::: Records to process :::
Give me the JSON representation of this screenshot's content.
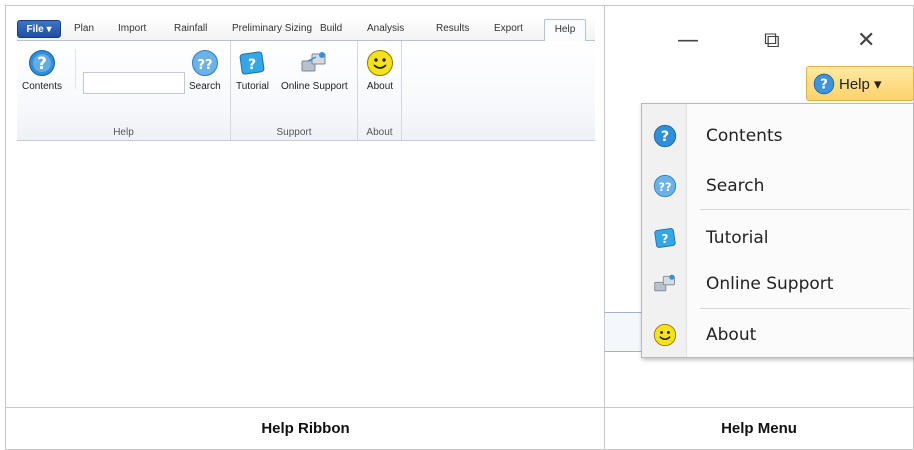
{
  "ribbon": {
    "file_label": "File ▾",
    "tabs": [
      "Plan",
      "Import",
      "Rainfall",
      "Preliminary Sizing",
      "Build",
      "Analysis",
      "Results",
      "Export"
    ],
    "active_tab": "Help",
    "groups": {
      "help": {
        "label": "Help",
        "contents_label": "Contents",
        "search_label": "Search",
        "search_value": ""
      },
      "support": {
        "label": "Support",
        "tutorial_label": "Tutorial",
        "online_support_label": "Online Support"
      },
      "about": {
        "label": "About",
        "about_label": "About"
      }
    }
  },
  "menu": {
    "window_controls": [
      "—",
      "⧉",
      "✕"
    ],
    "help_button_label": "Help ▾",
    "items": [
      {
        "label": "Contents",
        "icon": "contents-help-icon"
      },
      {
        "label": "Search",
        "icon": "search-help-icon"
      },
      {
        "label": "Tutorial",
        "icon": "tutorial-icon"
      },
      {
        "label": "Online Support",
        "icon": "online-support-icon"
      },
      {
        "label": "About",
        "icon": "smiley-icon"
      }
    ]
  },
  "captions": {
    "left": "Help Ribbon",
    "right": "Help Menu"
  },
  "colors": {
    "file_button": "#2a5fb3",
    "help_pill": "#fcd36b",
    "icon_blue": "#2f8fd8",
    "smiley_yellow": "#f5e21a"
  }
}
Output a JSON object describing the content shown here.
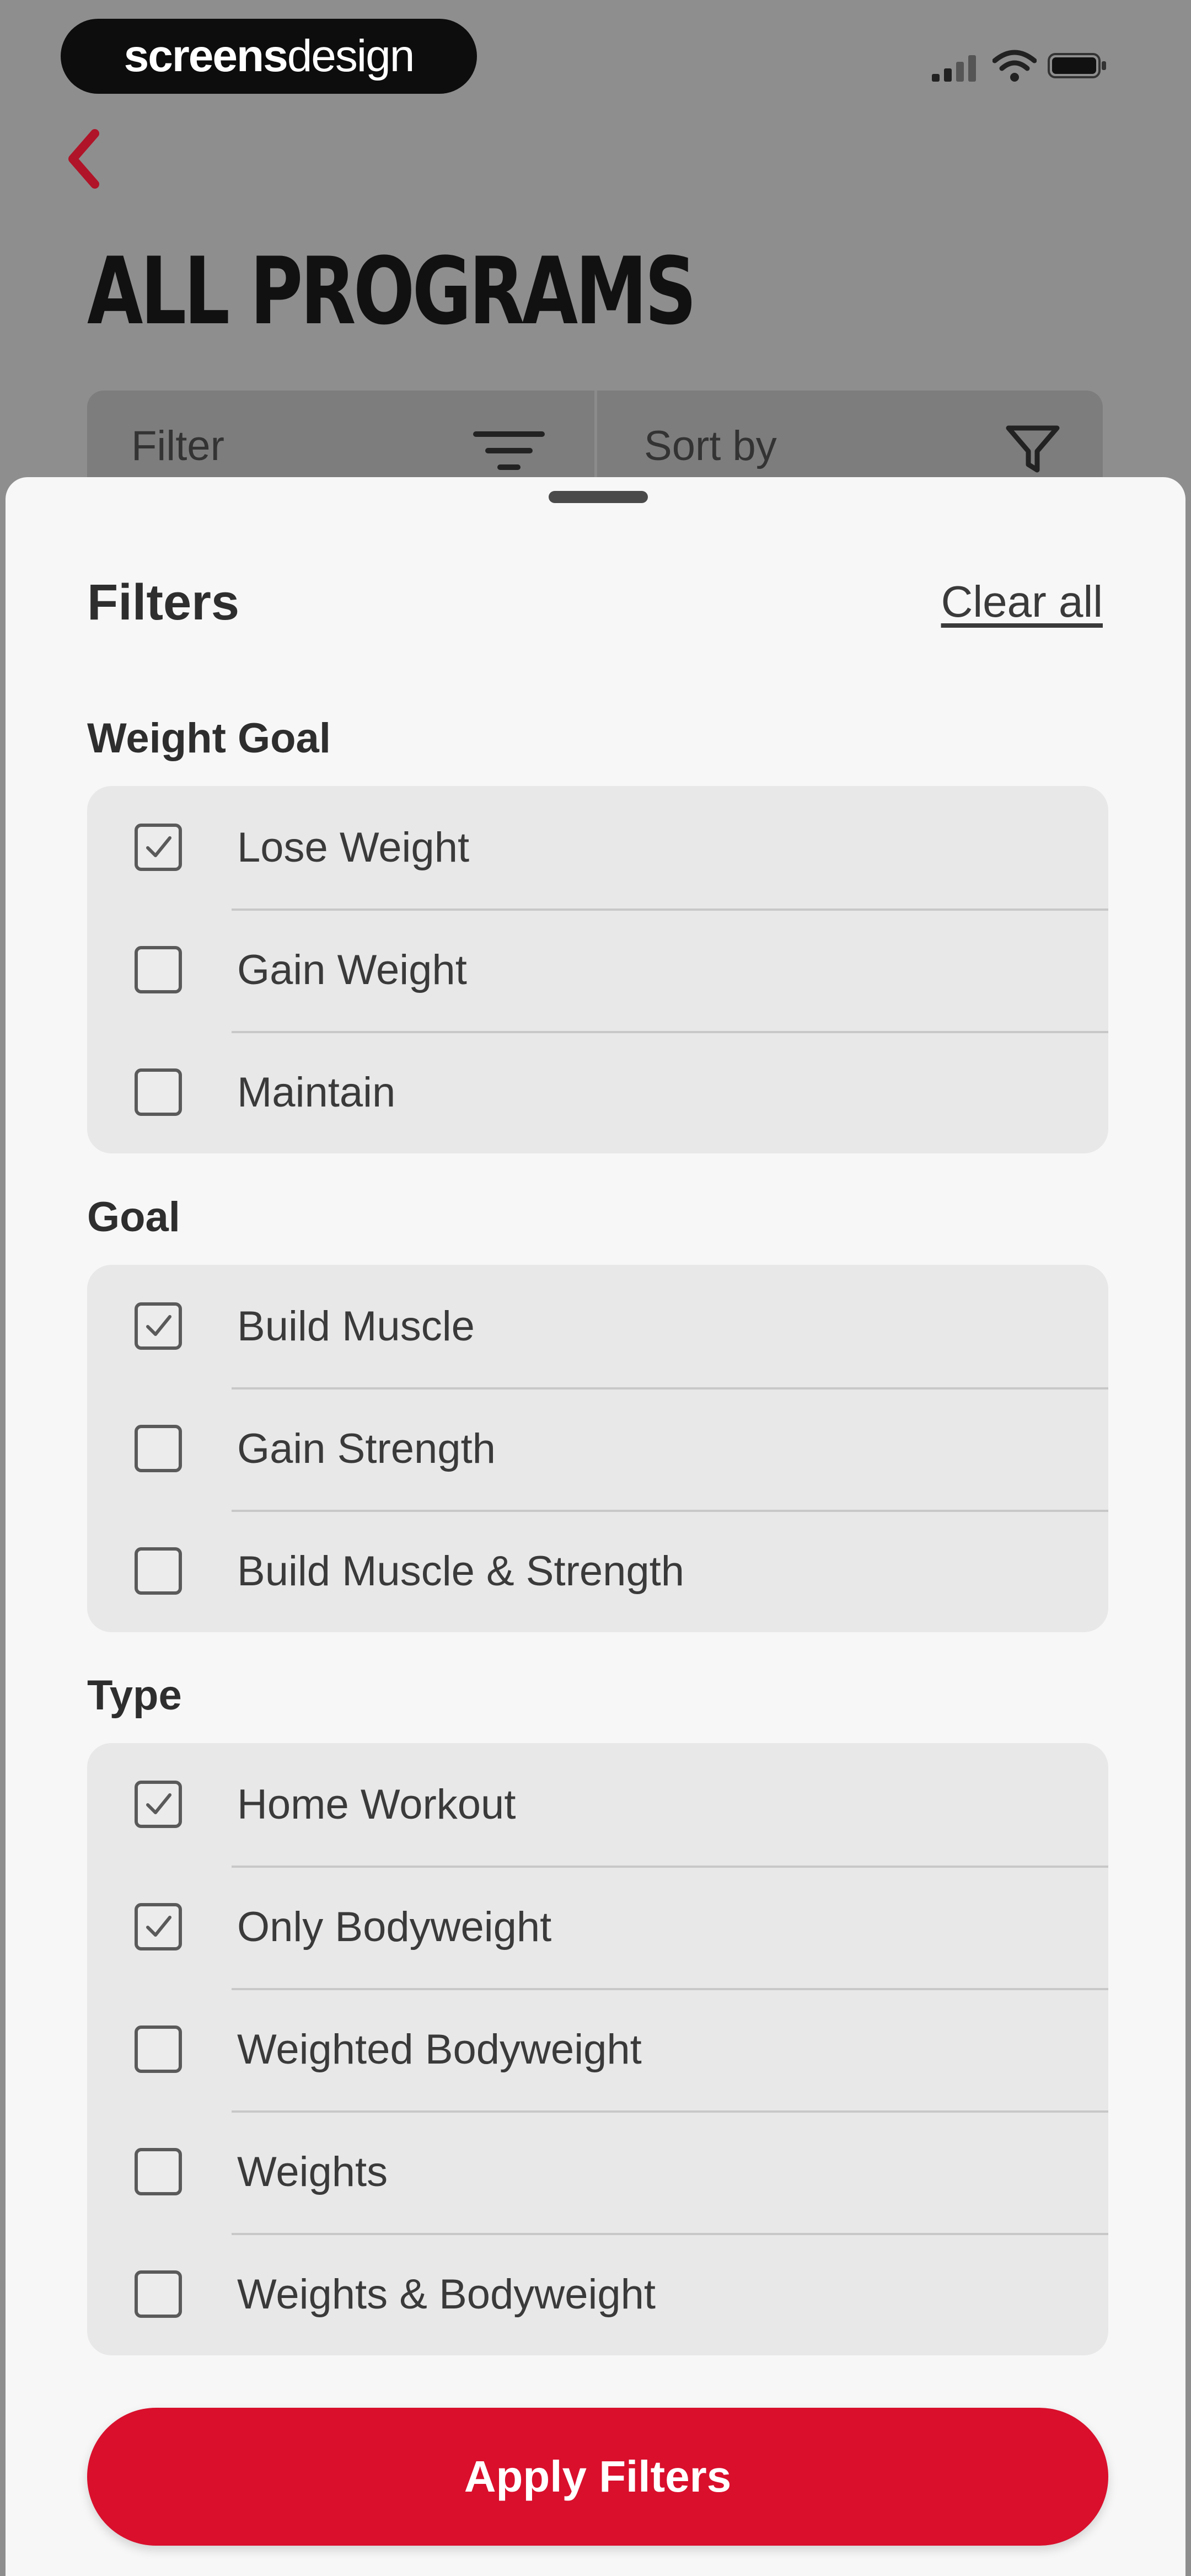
{
  "status_bar": {
    "brand_part1": "screens",
    "brand_part2": "design",
    "icons": [
      "cellular-signal-icon",
      "wifi-icon",
      "battery-icon"
    ]
  },
  "nav": {
    "back_icon": "chevron-left-icon"
  },
  "page": {
    "title": "ALL PROGRAMS"
  },
  "toolbar": {
    "filter_label": "Filter",
    "filter_icon": "filter-lines-icon",
    "sort_label": "Sort by",
    "sort_icon": "funnel-icon"
  },
  "sheet": {
    "title": "Filters",
    "clear_all": "Clear all",
    "sections": [
      {
        "title": "Weight Goal",
        "options": [
          {
            "label": "Lose Weight",
            "checked": true
          },
          {
            "label": "Gain Weight",
            "checked": false
          },
          {
            "label": "Maintain",
            "checked": false
          }
        ]
      },
      {
        "title": "Goal",
        "options": [
          {
            "label": "Build Muscle",
            "checked": true
          },
          {
            "label": "Gain Strength",
            "checked": false
          },
          {
            "label": "Build Muscle & Strength",
            "checked": false
          }
        ]
      },
      {
        "title": "Type",
        "options": [
          {
            "label": "Home Workout",
            "checked": true
          },
          {
            "label": "Only Bodyweight",
            "checked": true
          },
          {
            "label": "Weighted Bodyweight",
            "checked": false
          },
          {
            "label": "Weights",
            "checked": false
          },
          {
            "label": "Weights & Bodyweight",
            "checked": false
          }
        ]
      }
    ],
    "apply_label": "Apply Filters"
  },
  "colors": {
    "accent": "#d90f2c",
    "overlay": "#8e8e8e",
    "sheet_bg": "#f7f7f7",
    "group_bg": "#e8e8e8"
  }
}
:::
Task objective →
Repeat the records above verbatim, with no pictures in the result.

Task result →
Give me the JSON representation of this screenshot's content.
{
  "ribbon": {
    "file_label": "File ▾",
    "tabs": [
      "Plan",
      "Import",
      "Rainfall",
      "Preliminary Sizing",
      "Build",
      "Analysis",
      "Results",
      "Export"
    ],
    "active_tab": "Help",
    "groups": {
      "help": {
        "label": "Help",
        "contents_label": "Contents",
        "search_label": "Search",
        "search_value": ""
      },
      "support": {
        "label": "Support",
        "tutorial_label": "Tutorial",
        "online_support_label": "Online Support"
      },
      "about": {
        "label": "About",
        "about_label": "About"
      }
    }
  },
  "menu": {
    "window_controls": [
      "—",
      "⧉",
      "✕"
    ],
    "help_button_label": "Help ▾",
    "items": [
      {
        "label": "Contents",
        "icon": "contents-help-icon"
      },
      {
        "label": "Search",
        "icon": "search-help-icon"
      },
      {
        "label": "Tutorial",
        "icon": "tutorial-icon"
      },
      {
        "label": "Online Support",
        "icon": "online-support-icon"
      },
      {
        "label": "About",
        "icon": "smiley-icon"
      }
    ]
  },
  "captions": {
    "left": "Help Ribbon",
    "right": "Help Menu"
  },
  "colors": {
    "file_button": "#2a5fb3",
    "help_pill": "#fcd36b",
    "icon_blue": "#2f8fd8",
    "smiley_yellow": "#f5e21a"
  }
}
Output a JSON object describing the content shown here.
{
  "status_bar": {
    "brand_part1": "screens",
    "brand_part2": "design",
    "icons": [
      "cellular-signal-icon",
      "wifi-icon",
      "battery-icon"
    ]
  },
  "nav": {
    "back_icon": "chevron-left-icon"
  },
  "page": {
    "title": "ALL PROGRAMS"
  },
  "toolbar": {
    "filter_label": "Filter",
    "filter_icon": "filter-lines-icon",
    "sort_label": "Sort by",
    "sort_icon": "funnel-icon"
  },
  "sheet": {
    "title": "Filters",
    "clear_all": "Clear all",
    "sections": [
      {
        "title": "Weight Goal",
        "options": [
          {
            "label": "Lose Weight",
            "checked": true
          },
          {
            "label": "Gain Weight",
            "checked": false
          },
          {
            "label": "Maintain",
            "checked": false
          }
        ]
      },
      {
        "title": "Goal",
        "options": [
          {
            "label": "Build Muscle",
            "checked": true
          },
          {
            "label": "Gain Strength",
            "checked": false
          },
          {
            "label": "Build Muscle & Strength",
            "checked": false
          }
        ]
      },
      {
        "title": "Type",
        "options": [
          {
            "label": "Home Workout",
            "checked": true
          },
          {
            "label": "Only Bodyweight",
            "checked": true
          },
          {
            "label": "Weighted Bodyweight",
            "checked": false
          },
          {
            "label": "Weights",
            "checked": false
          },
          {
            "label": "Weights & Bodyweight",
            "checked": false
          }
        ]
      }
    ],
    "apply_label": "Apply Filters"
  },
  "colors": {
    "accent": "#d90f2c",
    "overlay": "#8e8e8e",
    "sheet_bg": "#f7f7f7",
    "group_bg": "#e8e8e8"
  }
}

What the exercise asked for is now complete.